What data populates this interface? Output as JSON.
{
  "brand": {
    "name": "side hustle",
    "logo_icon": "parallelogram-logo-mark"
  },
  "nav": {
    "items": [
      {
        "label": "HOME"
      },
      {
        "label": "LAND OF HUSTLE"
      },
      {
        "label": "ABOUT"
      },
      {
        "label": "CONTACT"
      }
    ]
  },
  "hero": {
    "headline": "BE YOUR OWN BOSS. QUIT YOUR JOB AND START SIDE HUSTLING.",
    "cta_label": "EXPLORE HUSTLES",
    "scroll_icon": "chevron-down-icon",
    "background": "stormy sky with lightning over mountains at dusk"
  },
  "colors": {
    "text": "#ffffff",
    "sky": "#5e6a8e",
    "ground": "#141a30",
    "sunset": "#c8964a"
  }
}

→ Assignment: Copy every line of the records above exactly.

→ Answer for this exercise:
What data populates this interface? Output as JSON.
{
  "brand": {
    "name": "side hustle",
    "logo_icon": "parallelogram-logo-mark"
  },
  "nav": {
    "items": [
      {
        "label": "HOME"
      },
      {
        "label": "LAND OF HUSTLE"
      },
      {
        "label": "ABOUT"
      },
      {
        "label": "CONTACT"
      }
    ]
  },
  "hero": {
    "headline": "BE YOUR OWN BOSS. QUIT YOUR JOB AND START SIDE HUSTLING.",
    "cta_label": "EXPLORE HUSTLES",
    "scroll_icon": "chevron-down-icon",
    "background": "stormy sky with lightning over mountains at dusk"
  },
  "colors": {
    "text": "#ffffff",
    "sky": "#5e6a8e",
    "ground": "#141a30",
    "sunset": "#c8964a"
  }
}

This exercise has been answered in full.